Skip to Main Content

In Rosedale, An Eclectic Balance of Awe and Order


Brooklyn designers bring high-design and harmony to a midtown co-op

Rosedale, it may surprise you to know, is not all rambling houses and sprawling gardens. You can find several nondescript condo buildings here, too. The beige-bricked mid-rises predate the first moon landing by about a decade, sometimes with suite interiors to match. Inhabiting one of these units is David Boira and Zoë Coombes, the designers behind the sensuous furniture and lighting line, Cmmnwlth, who count Issey Miyake and MoMA as clients.

Armed with architecture degrees from Columbia, Boira and Coombes were running an art gallery/design studio in Brooklyn before they purchased this home in 2013 and made the move with their young son Pau to be closer to Coombes’s family.
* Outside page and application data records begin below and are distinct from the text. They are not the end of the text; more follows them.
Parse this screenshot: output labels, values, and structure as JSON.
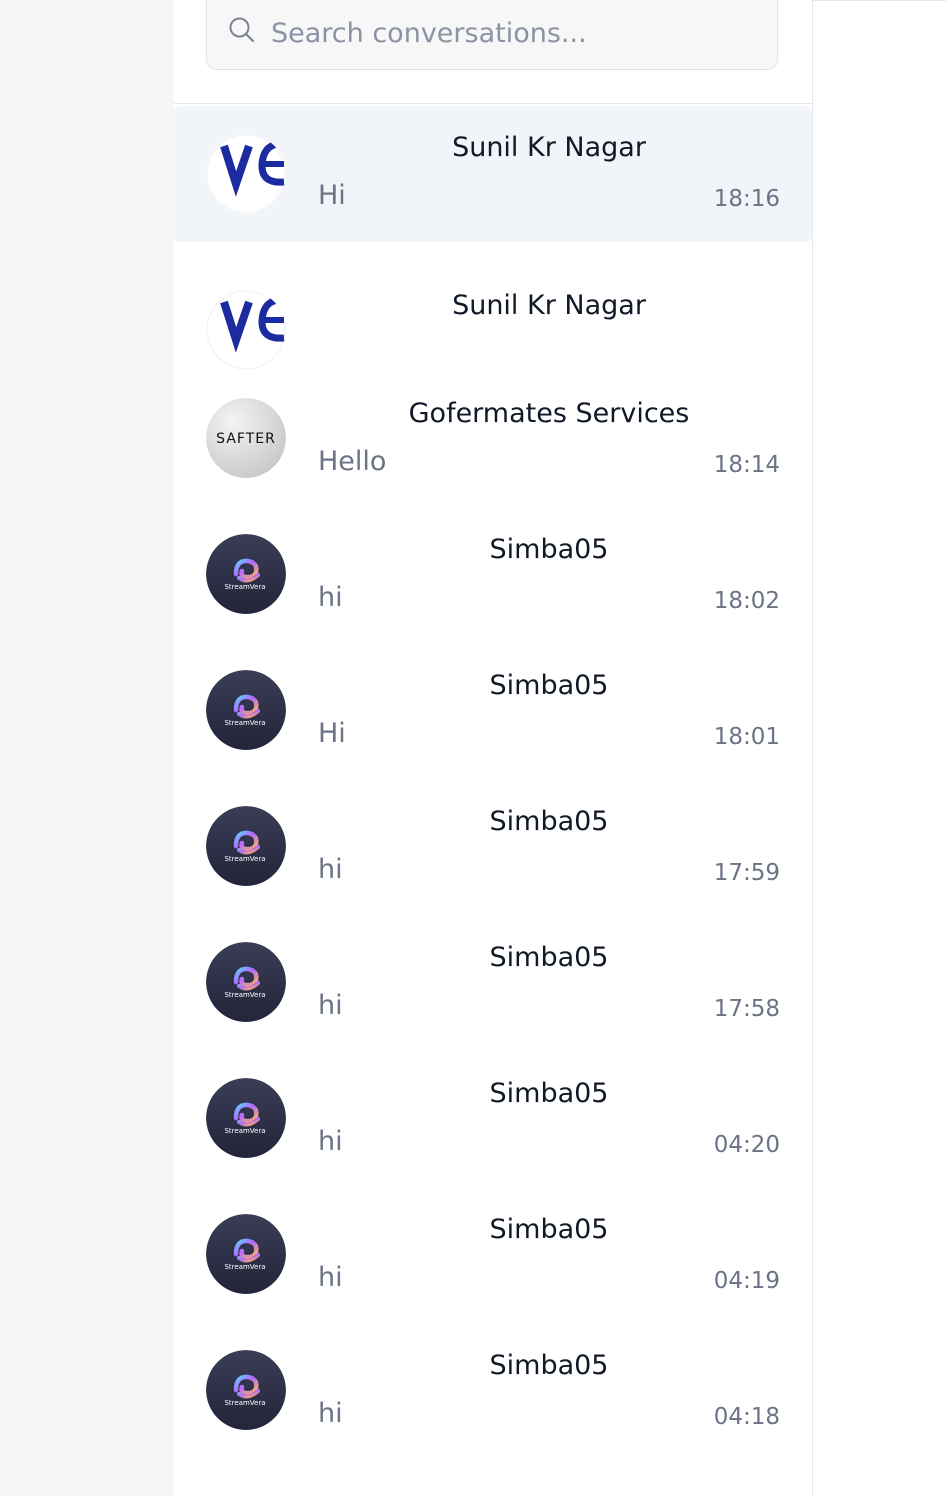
{
  "search": {
    "placeholder": "Search conversations..."
  },
  "conversations": [
    {
      "name": "Sunil Kr Nagar",
      "preview": "Hi",
      "time": "18:16",
      "avatar": "ve-logo",
      "active": true
    },
    {
      "name": "Sunil Kr Nagar",
      "preview": "",
      "time": "",
      "avatar": "ve-logo",
      "active": false
    },
    {
      "name": "Gofermates Services",
      "preview": "Hello",
      "time": "18:14",
      "avatar": "safter-logo",
      "active": false
    },
    {
      "name": "Simba05",
      "preview": "hi",
      "time": "18:02",
      "avatar": "streamvera-logo",
      "active": false
    },
    {
      "name": "Simba05",
      "preview": "Hi",
      "time": "18:01",
      "avatar": "streamvera-logo",
      "active": false
    },
    {
      "name": "Simba05",
      "preview": "hi",
      "time": "17:59",
      "avatar": "streamvera-logo",
      "active": false
    },
    {
      "name": "Simba05",
      "preview": "hi",
      "time": "17:58",
      "avatar": "streamvera-logo",
      "active": false
    },
    {
      "name": "Simba05",
      "preview": "hi",
      "time": "04:20",
      "avatar": "streamvera-logo",
      "active": false
    },
    {
      "name": "Simba05",
      "preview": "hi",
      "time": "04:19",
      "avatar": "streamvera-logo",
      "active": false
    },
    {
      "name": "Simba05",
      "preview": "hi",
      "time": "04:18",
      "avatar": "streamvera-logo",
      "active": false
    }
  ],
  "logos": {
    "safter_text": "SAFTER",
    "streamvera_text": "StreamVera"
  },
  "colors": {
    "active_row": "#f1f4f9",
    "name_text": "#111827",
    "muted_text": "#6b7385",
    "ve_blue": "#1c2ca0",
    "streamvera_bg": "#2e3148"
  }
}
Hipsterville to Hauteville is an unlikely trajectory, but this couple isn’t bound by convention. “We were drawn to the area because it’s surrounded by trees, it’s bikeable and it’s a six-minute walk to the subway,” says Coombes. Plus, living carefree in a flat with a doorman appealed to the couple’s wanderlust.

David Boira and Zoë Coombes
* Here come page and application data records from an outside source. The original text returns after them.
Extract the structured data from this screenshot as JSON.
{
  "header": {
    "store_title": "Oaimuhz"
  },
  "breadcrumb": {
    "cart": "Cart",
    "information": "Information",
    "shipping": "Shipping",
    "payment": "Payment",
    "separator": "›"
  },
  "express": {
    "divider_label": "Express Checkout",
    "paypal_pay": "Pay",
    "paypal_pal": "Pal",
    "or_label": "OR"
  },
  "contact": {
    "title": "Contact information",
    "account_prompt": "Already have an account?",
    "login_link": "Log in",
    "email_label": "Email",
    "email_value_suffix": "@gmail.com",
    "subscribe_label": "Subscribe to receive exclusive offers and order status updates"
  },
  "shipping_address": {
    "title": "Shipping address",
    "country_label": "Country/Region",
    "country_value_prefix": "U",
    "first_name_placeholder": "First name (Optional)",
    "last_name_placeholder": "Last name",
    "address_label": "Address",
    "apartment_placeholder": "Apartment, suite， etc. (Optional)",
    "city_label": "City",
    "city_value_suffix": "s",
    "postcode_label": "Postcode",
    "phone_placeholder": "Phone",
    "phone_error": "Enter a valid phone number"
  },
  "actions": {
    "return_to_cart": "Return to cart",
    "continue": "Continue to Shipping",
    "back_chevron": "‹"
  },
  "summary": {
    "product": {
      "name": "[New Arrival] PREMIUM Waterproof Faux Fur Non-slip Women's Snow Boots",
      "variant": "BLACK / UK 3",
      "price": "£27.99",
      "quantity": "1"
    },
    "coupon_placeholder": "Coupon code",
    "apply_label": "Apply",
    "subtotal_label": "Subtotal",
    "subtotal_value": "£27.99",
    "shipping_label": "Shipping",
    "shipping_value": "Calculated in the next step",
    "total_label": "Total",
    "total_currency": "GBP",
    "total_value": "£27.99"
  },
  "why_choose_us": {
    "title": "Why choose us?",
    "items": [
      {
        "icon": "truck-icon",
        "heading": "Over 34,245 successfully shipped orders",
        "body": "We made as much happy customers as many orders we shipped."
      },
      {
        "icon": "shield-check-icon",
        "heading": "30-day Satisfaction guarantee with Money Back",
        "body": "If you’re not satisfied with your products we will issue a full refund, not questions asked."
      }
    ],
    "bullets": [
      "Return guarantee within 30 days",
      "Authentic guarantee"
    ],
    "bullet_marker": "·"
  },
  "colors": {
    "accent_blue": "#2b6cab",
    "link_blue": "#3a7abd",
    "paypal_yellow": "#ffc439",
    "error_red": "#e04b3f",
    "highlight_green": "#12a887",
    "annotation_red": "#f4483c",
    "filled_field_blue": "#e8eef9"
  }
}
Paintings by WK Interact hang above Vitsoe Universal Shelving. Ligne Roset armchair at Kiosk. Photo by Naomi Finlay.

The 112-square-metre unit was everything the neatniks are not: messy and tasteless. Chintz fabric reigned, the walls were yellow, the rooms poky and the ceiling unusually squat at 2.1 metres. “The ventilation scheme had ducts installed below the ceiling joist,” which explained the height, says Boira. But a worse discovery came post-demolition when they found faulty wiring. “We were not comfortable covering up the mess with nice paint and pretty tiles,” he says. Nor were Boszko & Verity, their construction partners. Bringing the unit up to code prompted a gut job down to the concrete slab and, since everything was coming out anyway, they replaced the existing living-room windows with higher-quality frames.

Next, they addressed air quality – Coombes’s bugbear. “Condos sometimes have HVAC issues, so shared air isn’t always ideal,” she says. The couple adopted passive-house principles, scrupulously sealing the home and installing a snazzy Zehnder HRV unit that flushes fresh air into the rooms. The result: the apartment has a definite plant-shop freshness.

Above the cooktop is an extractor with lamp by Bulthaup. Photo by Michael Graydon.

Once a warren, the layout is now open-plan and uber-tidy. Gone is the strange little kitchen with the pass-through – “leftovers from English grandiosity,” jokes Boira. In its place is a Bulthaup beauty. A motherlode of custom millwork stretches from the foyer around to the private spaces, concealing everything from bikes to blouses.

“They’re not huge spaces, so you really have to work to make them feel large,” says Coombes, adding that prioritizing is key. “We would rather have a 10-person dinner party any day over marathon sessions of TV.” This explains the absence of sofas. Editing also happened in the master ensuite where there isn’t a shower, but instead a chalky half-egg of a tub next to a sole-cast gypsum Cmmnwlth light.

David Boira and Zoë Coombes

Stormtrooper radiator cover made by MCM. Photo by Michael Graydon.

Other personal details abound. Boira and Pau (a Star Wars enthusiast) made a Stormtrooper cover for the kitchen radiator, and the place is filled with killer artwork and high-end modern furniture. “The artwork is mostly by friends, some are collaborations,” says Boira. Seen as a whole, the apartment is a brilliant example of what can be done with a lot of imagination and a little space: Leave the palatial rooms to the people in the big Rosedale houses. “We like it this way,” says Coombes. “We lock up in minutes and off we go on our next adventure.”



Your Weekly Dose of Modern Design

Sign up for the Designlines weekly newsletter to keep up with the latest design news, trends and inspiring projects from across Toronto. Join our community and never miss a beat!

Please fill out your email address.

The Magazine

Get the Latest Issue

From a sprawling family home in Oakville to a coastal-inspired retreat north of the city, we present spaces created by architects and interior designers that redefine the contemporary.

Designlines 2024 Issue